_WHAT YOU SHOULD DO_:
The required output is every entry below, copied exactly.

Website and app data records
* * *

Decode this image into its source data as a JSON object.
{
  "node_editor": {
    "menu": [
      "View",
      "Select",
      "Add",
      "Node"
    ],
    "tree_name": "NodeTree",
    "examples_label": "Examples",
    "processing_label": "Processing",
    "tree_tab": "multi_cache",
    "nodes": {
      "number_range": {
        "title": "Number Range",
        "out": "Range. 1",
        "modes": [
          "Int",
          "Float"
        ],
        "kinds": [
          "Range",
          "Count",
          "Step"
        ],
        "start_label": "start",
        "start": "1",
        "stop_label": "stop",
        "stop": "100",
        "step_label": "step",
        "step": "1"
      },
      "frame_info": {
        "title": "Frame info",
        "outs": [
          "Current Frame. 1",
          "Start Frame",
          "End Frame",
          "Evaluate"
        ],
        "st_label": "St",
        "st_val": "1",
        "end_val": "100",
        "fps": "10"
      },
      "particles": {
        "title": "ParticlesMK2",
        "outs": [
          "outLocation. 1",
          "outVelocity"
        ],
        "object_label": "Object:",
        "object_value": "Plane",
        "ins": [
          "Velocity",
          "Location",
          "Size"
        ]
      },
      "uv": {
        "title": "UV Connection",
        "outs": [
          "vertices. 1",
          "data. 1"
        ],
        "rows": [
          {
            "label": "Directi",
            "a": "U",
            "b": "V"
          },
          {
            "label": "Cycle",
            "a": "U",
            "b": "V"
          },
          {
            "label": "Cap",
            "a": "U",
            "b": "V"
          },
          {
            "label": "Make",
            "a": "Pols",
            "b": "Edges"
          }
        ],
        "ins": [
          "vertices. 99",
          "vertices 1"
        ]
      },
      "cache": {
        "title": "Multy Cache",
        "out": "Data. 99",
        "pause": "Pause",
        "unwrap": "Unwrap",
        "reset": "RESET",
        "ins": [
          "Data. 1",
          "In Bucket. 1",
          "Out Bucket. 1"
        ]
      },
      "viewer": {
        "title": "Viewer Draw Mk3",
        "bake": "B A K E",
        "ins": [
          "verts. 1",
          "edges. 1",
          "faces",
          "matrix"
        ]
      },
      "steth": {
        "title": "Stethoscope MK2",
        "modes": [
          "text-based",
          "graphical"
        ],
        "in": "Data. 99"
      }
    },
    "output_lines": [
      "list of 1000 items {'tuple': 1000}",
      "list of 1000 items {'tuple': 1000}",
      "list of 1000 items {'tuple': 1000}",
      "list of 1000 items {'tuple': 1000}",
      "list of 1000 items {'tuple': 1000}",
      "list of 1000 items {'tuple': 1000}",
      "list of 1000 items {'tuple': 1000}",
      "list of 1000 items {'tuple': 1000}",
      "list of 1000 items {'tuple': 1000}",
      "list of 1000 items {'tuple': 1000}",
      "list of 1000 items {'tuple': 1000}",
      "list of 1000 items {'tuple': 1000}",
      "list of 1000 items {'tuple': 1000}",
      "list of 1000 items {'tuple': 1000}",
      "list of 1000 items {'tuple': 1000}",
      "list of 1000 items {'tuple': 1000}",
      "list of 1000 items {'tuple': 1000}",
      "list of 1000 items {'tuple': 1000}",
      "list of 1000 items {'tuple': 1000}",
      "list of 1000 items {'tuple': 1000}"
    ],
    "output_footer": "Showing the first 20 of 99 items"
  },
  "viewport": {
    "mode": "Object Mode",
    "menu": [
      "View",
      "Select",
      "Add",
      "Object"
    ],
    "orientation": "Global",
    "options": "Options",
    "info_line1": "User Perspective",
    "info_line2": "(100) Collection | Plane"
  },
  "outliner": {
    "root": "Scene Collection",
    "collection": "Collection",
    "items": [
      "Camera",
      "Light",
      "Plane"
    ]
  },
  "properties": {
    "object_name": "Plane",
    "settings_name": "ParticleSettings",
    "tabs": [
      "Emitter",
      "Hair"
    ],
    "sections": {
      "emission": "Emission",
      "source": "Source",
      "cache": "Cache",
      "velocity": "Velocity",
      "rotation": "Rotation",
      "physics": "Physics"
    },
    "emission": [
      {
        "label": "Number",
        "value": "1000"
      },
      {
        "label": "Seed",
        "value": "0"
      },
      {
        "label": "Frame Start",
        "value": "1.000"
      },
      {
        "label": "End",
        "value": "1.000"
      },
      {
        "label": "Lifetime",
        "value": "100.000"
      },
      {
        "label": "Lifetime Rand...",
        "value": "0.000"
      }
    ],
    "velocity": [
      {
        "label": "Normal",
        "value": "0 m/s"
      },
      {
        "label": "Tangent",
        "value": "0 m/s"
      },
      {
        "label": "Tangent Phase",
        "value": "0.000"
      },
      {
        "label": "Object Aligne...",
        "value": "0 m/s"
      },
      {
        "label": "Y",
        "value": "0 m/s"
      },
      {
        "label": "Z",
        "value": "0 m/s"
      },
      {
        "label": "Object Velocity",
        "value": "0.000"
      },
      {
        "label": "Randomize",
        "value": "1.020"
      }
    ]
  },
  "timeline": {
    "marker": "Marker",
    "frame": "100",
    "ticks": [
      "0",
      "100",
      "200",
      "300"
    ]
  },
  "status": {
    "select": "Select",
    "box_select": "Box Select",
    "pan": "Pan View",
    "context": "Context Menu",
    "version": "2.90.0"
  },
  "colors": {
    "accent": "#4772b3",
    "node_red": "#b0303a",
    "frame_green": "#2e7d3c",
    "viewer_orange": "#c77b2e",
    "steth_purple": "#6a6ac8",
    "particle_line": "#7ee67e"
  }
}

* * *

_RESULT BELOW_:
Decode this image into its source data as a JSON object.
{
  "node_editor": {
    "menu": [
      "View",
      "Select",
      "Add",
      "Node"
    ],
    "tree_name": "NodeTree",
    "examples_label": "Examples",
    "processing_label": "Processing",
    "tree_tab": "multi_cache",
    "nodes": {
      "number_range": {
        "title": "Number Range",
        "out": "Range. 1",
        "modes": [
          "Int",
          "Float"
        ],
        "kinds": [
          "Range",
          "Count",
          "Step"
        ],
        "start_label": "start",
        "start": "1",
        "stop_label": "stop",
        "stop": "100",
        "step_label": "step",
        "step": "1"
      },
      "frame_info": {
        "title": "Frame info",
        "outs": [
          "Current Frame. 1",
          "Start Frame",
          "End Frame",
          "Evaluate"
        ],
        "st_label": "St",
        "st_val": "1",
        "end_val": "100",
        "fps": "10"
      },
      "particles": {
        "title": "ParticlesMK2",
        "outs": [
          "outLocation. 1",
          "outVelocity"
        ],
        "object_label": "Object:",
        "object_value": "Plane",
        "ins": [
          "Velocity",
          "Location",
          "Size"
        ]
      },
      "uv": {
        "title": "UV Connection",
        "outs": [
          "vertices. 1",
          "data. 1"
        ],
        "rows": [
          {
            "label": "Directi",
            "a": "U",
            "b": "V"
          },
          {
            "label": "Cycle",
            "a": "U",
            "b": "V"
          },
          {
            "label": "Cap",
            "a": "U",
            "b": "V"
          },
          {
            "label": "Make",
            "a": "Pols",
            "b": "Edges"
          }
        ],
        "ins": [
          "vertices. 99",
          "vertices 1"
        ]
      },
      "cache": {
        "title": "Multy Cache",
        "out": "Data. 99",
        "pause": "Pause",
        "unwrap": "Unwrap",
        "reset": "RESET",
        "ins": [
          "Data. 1",
          "In Bucket. 1",
          "Out Bucket. 1"
        ]
      },
      "viewer": {
        "title": "Viewer Draw Mk3",
        "bake": "B A K E",
        "ins": [
          "verts. 1",
          "edges. 1",
          "faces",
          "matrix"
        ]
      },
      "steth": {
        "title": "Stethoscope MK2",
        "modes": [
          "text-based",
          "graphical"
        ],
        "in": "Data. 99"
      }
    },
    "output_lines": [
      "list of 1000 items {'tuple': 1000}",
      "list of 1000 items {'tuple': 1000}",
      "list of 1000 items {'tuple': 1000}",
      "list of 1000 items {'tuple': 1000}",
      "list of 1000 items {'tuple': 1000}",
      "list of 1000 items {'tuple': 1000}",
      "list of 1000 items {'tuple': 1000}",
      "list of 1000 items {'tuple': 1000}",
      "list of 1000 items {'tuple': 1000}",
      "list of 1000 items {'tuple': 1000}",
      "list of 1000 items {'tuple': 1000}",
      "list of 1000 items {'tuple': 1000}",
      "list of 1000 items {'tuple': 1000}",
      "list of 1000 items {'tuple': 1000}",
      "list of 1000 items {'tuple': 1000}",
      "list of 1000 items {'tuple': 1000}",
      "list of 1000 items {'tuple': 1000}",
      "list of 1000 items {'tuple': 1000}",
      "list of 1000 items {'tuple': 1000}",
      "list of 1000 items {'tuple': 1000}"
    ],
    "output_footer": "Showing the first 20 of 99 items"
  },
  "viewport": {
    "mode": "Object Mode",
    "menu": [
      "View",
      "Select",
      "Add",
      "Object"
    ],
    "orientation": "Global",
    "options": "Options",
    "info_line1": "User Perspective",
    "info_line2": "(100) Collection | Plane"
  },
  "outliner": {
    "root": "Scene Collection",
    "collection": "Collection",
    "items": [
      "Camera",
      "Light",
      "Plane"
    ]
  },
  "properties": {
    "object_name": "Plane",
    "settings_name": "ParticleSettings",
    "tabs": [
      "Emitter",
      "Hair"
    ],
    "sections": {
      "emission": "Emission",
      "source": "Source",
      "cache": "Cache",
      "velocity": "Velocity",
      "rotation": "Rotation",
      "physics": "Physics"
    },
    "emission": [
      {
        "label": "Number",
        "value": "1000"
      },
      {
        "label": "Seed",
        "value": "0"
      },
      {
        "label": "Frame Start",
        "value": "1.000"
      },
      {
        "label": "End",
        "value": "1.000"
      },
      {
        "label": "Lifetime",
        "value": "100.000"
      },
      {
        "label": "Lifetime Rand...",
        "value": "0.000"
      }
    ],
    "velocity": [
      {
        "label": "Normal",
        "value": "0 m/s"
      },
      {
        "label": "Tangent",
        "value": "0 m/s"
      },
      {
        "label": "Tangent Phase",
        "value": "0.000"
      },
      {
        "label": "Object Aligne...",
        "value": "0 m/s"
      },
      {
        "label": "Y",
        "value": "0 m/s"
      },
      {
        "label": "Z",
        "value": "0 m/s"
      },
      {
        "label": "Object Velocity",
        "value": "0.000"
      },
      {
        "label": "Randomize",
        "value": "1.020"
      }
    ]
  },
  "timeline": {
    "marker": "Marker",
    "frame": "100",
    "ticks": [
      "0",
      "100",
      "200",
      "300"
    ]
  },
  "status": {
    "select": "Select",
    "box_select": "Box Select",
    "pan": "Pan View",
    "context": "Context Menu",
    "version": "2.90.0"
  },
  "colors": {
    "accent": "#4772b3",
    "node_red": "#b0303a",
    "frame_green": "#2e7d3c",
    "viewer_orange": "#c77b2e",
    "steth_purple": "#6a6ac8",
    "particle_line": "#7ee67e"
  }
}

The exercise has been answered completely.